A Commission to Address America and Its Veterans

“The killing is necessary, I know, but still the doing of it is very bad for a man and I think that, after all this is over and we have won the war, there must be a penance of some kind for the cleansing of us all.”

Ernest Hemingway, For Whom the Bell Tolls

As the Iraq and Afghanistan wars come to a close and a new generation of veterans comes home, America will again be confronted with the costs of war. The last painful decade has seen a staggering amount of loss and—equally significant—of killing. Our veterans bear the physiological and physical burdens of combat, from amputations to Post Traumatic Stress Disorder (PTSD) to sorrow for lives taken or friends lost. All too often, they bear this alone. This moral and spiritual weight must be shared by the civilians who asked our men and women to fight.

The agony suffered by many of our veterans is vivid testimony: 22 veterans commit suicide every day and addiction, unemployment, and homelessness rates are sky high. The Department of Veterans Affairs and other dedicated organizations work tirelessly to assist our returning soldiers, but we have to do more.

The nation requires concrete ways to address the psychic wounds of war. We need a nationwide day of solemn ceremonies acknowledging the costs in lives, trauma, lost limbs, broken families; a renewed commitment to address post-traumatic stress and the other social and health issues of veterans; a discussion about non-military national service for young non-military Americans; and systematic interaction between combat veterans and civilians, particularly other young people, in which combat veterans honestly share the story and impact of their combat experience.

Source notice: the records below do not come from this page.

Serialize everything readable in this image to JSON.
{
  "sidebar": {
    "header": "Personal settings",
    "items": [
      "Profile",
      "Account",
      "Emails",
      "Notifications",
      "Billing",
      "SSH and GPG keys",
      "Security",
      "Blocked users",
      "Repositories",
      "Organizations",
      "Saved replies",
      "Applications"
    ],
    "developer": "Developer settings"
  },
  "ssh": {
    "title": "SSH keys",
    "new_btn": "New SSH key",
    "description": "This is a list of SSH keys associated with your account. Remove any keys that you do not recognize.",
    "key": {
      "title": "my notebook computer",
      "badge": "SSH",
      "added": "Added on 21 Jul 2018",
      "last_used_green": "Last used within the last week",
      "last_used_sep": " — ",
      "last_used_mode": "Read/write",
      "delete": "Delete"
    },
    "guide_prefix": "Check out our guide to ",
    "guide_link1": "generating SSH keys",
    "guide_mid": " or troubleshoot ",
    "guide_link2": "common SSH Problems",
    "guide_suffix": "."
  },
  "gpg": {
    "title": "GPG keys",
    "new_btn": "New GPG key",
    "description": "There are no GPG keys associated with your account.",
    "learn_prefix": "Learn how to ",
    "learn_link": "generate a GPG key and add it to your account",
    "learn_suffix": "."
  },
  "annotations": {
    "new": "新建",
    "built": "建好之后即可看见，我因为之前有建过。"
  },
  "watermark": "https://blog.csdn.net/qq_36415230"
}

Introduced by Congressmen Jim McDermott (D-WA) and Walter Jones (R-NC), H.R. 1492 aims to create a commission that would address these issues. This website will tell you more about the bill and its supporters, but also about the need. A new generation of veterans is counting on us to welcome them home, hear their stories, and help them heal. They are too important to let slip through the cracks.